Being injured on someone else’s property can leave you in a tight spot. On one hand, you are injured and have rights to be compensated for what you have been through as well as medical bills and lost wages. On the other hand, filing a claim against the property owner may be difficult, especially if you personally know the individual.
When an injury is sustained on another’s property, determining liability will depend on several factors that must be proven by the plaintiff’s legal counsel. This applies to all personal injury claims, including those associated with premises liability. The mere fact that an injury occurs at a specific location is not the only determining factor.
In order to prove premises liability claims, there must be elements of negligence involved. Courts will also look into the actions of both the injured plaintiff as well as the property owner before the injury occurred. Taking into consideration an injured party’s actions before the injury occurred is known as comparative negligence. In premises liability cases, is typically termed as a reasonable assumption of personal risk.
This is almost always a component of a premises liability injury case on some level and is a common defense opposing parties that an experienced premises liability lawyer will immediately expect.
Proving Premises Negligence in Public Locations
All property owners or business managers are required to maintain a reasonably safe environment for their visitors and patrons. For businesses open to the public, for example, this could include keeping straight and orderly aisle ways with no overhead dangers that could result in falling merchandise.
Wet spots on the floor are another typical hazard that commonly results in personal injuries for both customers and employees alike. Parking lots are included in this maintenance area as well, and property owners could easily be found liable if they do not maintain parking areas and external facilities.

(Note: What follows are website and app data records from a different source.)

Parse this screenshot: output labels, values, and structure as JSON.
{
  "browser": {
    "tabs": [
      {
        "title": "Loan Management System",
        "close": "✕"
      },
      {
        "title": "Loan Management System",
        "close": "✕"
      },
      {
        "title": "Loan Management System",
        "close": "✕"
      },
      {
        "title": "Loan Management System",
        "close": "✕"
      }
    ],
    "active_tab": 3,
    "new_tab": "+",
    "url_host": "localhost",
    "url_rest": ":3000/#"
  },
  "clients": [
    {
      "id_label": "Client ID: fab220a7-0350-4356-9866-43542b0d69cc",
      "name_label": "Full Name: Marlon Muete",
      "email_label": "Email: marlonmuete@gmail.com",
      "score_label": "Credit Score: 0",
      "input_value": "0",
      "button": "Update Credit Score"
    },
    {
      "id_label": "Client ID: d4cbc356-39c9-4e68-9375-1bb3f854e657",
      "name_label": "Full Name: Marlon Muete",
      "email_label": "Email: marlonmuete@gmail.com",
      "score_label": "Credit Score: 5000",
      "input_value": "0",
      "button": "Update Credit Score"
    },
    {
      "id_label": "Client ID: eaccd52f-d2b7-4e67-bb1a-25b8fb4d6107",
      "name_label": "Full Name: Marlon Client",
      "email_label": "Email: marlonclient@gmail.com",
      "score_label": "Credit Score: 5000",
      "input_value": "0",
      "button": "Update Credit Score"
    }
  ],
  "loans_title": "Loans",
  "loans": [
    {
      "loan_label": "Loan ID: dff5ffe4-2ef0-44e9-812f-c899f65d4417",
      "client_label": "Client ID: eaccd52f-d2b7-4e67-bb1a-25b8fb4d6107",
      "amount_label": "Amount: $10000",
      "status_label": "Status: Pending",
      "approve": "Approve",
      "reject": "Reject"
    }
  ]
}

The plaintiff’s legal counsel must prove an injury occurred to their client and connect the injury to the location and failure to maintain a reasonably safe environment for the client.

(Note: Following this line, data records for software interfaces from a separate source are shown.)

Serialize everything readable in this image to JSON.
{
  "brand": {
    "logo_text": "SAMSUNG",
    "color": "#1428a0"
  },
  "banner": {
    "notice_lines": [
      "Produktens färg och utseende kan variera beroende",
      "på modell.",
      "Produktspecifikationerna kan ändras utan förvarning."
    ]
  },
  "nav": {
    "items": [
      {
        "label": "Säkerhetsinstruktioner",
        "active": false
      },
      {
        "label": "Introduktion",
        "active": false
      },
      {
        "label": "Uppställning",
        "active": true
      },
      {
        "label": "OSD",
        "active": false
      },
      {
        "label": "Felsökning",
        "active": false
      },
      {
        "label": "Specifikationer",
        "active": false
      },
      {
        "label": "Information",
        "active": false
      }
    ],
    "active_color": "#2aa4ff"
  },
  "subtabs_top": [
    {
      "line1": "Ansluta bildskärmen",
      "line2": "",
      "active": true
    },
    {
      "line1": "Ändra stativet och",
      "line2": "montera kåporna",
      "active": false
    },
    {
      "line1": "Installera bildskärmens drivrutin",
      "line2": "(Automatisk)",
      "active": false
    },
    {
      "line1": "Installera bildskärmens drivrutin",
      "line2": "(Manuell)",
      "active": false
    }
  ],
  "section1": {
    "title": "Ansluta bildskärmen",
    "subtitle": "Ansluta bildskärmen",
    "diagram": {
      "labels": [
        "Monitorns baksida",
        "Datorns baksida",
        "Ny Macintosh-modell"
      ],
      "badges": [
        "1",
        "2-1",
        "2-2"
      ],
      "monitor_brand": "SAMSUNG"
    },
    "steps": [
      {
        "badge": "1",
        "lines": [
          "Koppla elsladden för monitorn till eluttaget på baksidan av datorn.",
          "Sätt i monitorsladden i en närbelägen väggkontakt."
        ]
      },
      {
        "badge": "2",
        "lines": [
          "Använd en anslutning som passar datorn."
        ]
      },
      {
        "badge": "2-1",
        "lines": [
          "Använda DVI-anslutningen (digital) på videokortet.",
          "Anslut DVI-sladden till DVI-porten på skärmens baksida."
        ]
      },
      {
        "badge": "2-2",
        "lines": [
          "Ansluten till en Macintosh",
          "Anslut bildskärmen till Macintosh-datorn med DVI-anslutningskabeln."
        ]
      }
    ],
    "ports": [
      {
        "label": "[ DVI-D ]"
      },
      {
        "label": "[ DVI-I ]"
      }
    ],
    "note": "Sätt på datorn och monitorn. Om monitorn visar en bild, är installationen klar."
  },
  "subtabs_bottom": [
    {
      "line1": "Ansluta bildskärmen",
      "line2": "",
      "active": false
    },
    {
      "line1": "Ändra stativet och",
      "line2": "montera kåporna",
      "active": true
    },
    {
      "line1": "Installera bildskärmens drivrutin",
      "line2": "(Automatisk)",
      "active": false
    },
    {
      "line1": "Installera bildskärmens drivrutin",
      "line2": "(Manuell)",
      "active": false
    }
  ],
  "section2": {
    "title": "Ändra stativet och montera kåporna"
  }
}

Proving Premises Liability on Private Property
Proving an injury sustained on private property is different from proving those that occurred in public places. In cases of private property, the injured claimant must occupy the property legally in most cases. While this is not always a defense, injuries that occur when a client is trespassing on property or posted as “Enter at Your Own Risk” could be dismissed from court when a property owner denies responsibility and forces a legal filing.
Defenses for these types of cases can be more intense and detail driven. The level of comparative negligence is always the question in private property injury disputes, and having an experienced premises liability attorney representing the case means the injured plaintiff is not left to accept the claims of the property owner without legal recourse.

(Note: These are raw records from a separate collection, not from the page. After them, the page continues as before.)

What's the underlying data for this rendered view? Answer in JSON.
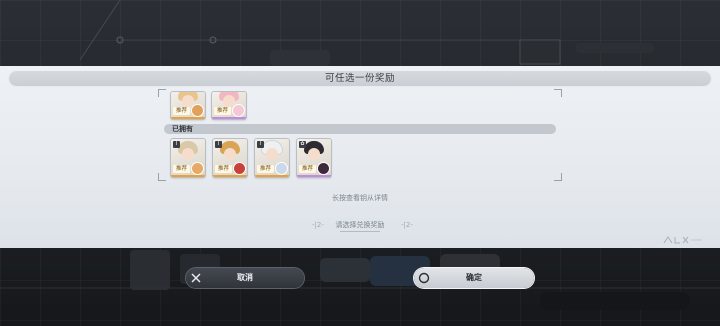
{
  "dialog": {
    "title": "可任选一份奖励",
    "owned_label": "已拥有",
    "hint": "长按查看钥从详情",
    "select_hint": "请选择兑换奖励",
    "deco_left": "-|2-",
    "deco_right": "-|2-"
  },
  "top_cards": [
    {
      "tag": "推荐",
      "hair": "#e9c48f",
      "avatar": "#e0a15a",
      "stripe": "#e9a23b"
    },
    {
      "tag": "推荐",
      "hair": "#f2b7c2",
      "avatar": "#f4c9d5",
      "stripe": "#c28be0"
    }
  ],
  "owned_cards": [
    {
      "tag": "推荐",
      "hair": "#d9c9a6",
      "avatar": "#e6a968",
      "stripe": "#e9a23b",
      "cls": "I"
    },
    {
      "tag": "推荐",
      "hair": "#d9a455",
      "avatar": "#c8423c",
      "stripe": "#e9a23b",
      "cls": "I"
    },
    {
      "tag": "推荐",
      "hair": "#eef0f2",
      "avatar": "#c9d8ea",
      "stripe": "#e9a23b",
      "cls": "I"
    },
    {
      "tag": "推荐",
      "hair": "#2d2b31",
      "avatar": "#3c2a3a",
      "stripe": "#c28be0",
      "cls": "✿"
    }
  ],
  "buttons": {
    "cancel_label": "取消",
    "confirm_label": "确定"
  },
  "colors": {
    "accent_gold": "#e9a23b",
    "accent_purple": "#c28be0"
  }
}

Proving the Extent of the Injury
Premises liability injury claims range widely with respect to material case facts and extent of injury. Some serious cases could include fatalities or wrongful death, while a typical injury claim may only be for moderate injuries.
Your attorney will assemble all pertinent medical treatment documentation and calculate the total amount of these compensatory special damages. The extent of injury will also include compensation requests for pain and suffering based on the time it takes for the injured party to fully recover.
All personal injury attorneys understand that serious injuries could result in permanent long-term damage and that being properly compensated can be a difficult task for a claimant without professional representation.
Your premises liability attorney in Chicago will tally all potential difficulties that will arise from the injury and request an appropriate amount in bargaining based on their prior experience with injury cases. And, if going to trial is necessary for full compensation, your attorney from Panio Law Offices will be vital.
Trials and Punitive Damages
Either party can request a premises liability case be taken to a trial, but this can be a gamble for the defending parties. One primary reason an insurance company or property owner will want to avoid a trial is potential punitive damages when your attorney can prove gross negligence.
Insurance companies could also be liable for punitive damages as well when it can be proven they have used bad faith in attempting to settle for less or denying a claim. This is more common than injured claimants realize, but your premises liability attorney will know how to craft a case for the maximum award when this happens, especially if gross negligence can be proven by either party.
Contact Panio Law Offices in Chicago
Never attempt handling a premises liability injury claim on your own The outcome may be unwanted and all of your rights to financial compensation may not be enforced. Always hire a comprehensive and aggressive premises liability lawyer with a long track record of results for their injured clients.
You usually only have one day in court for proper compensation, and your attorney matters significantly. In Chicago, always call Panio Law Offices for full-service and seasoned legal representation.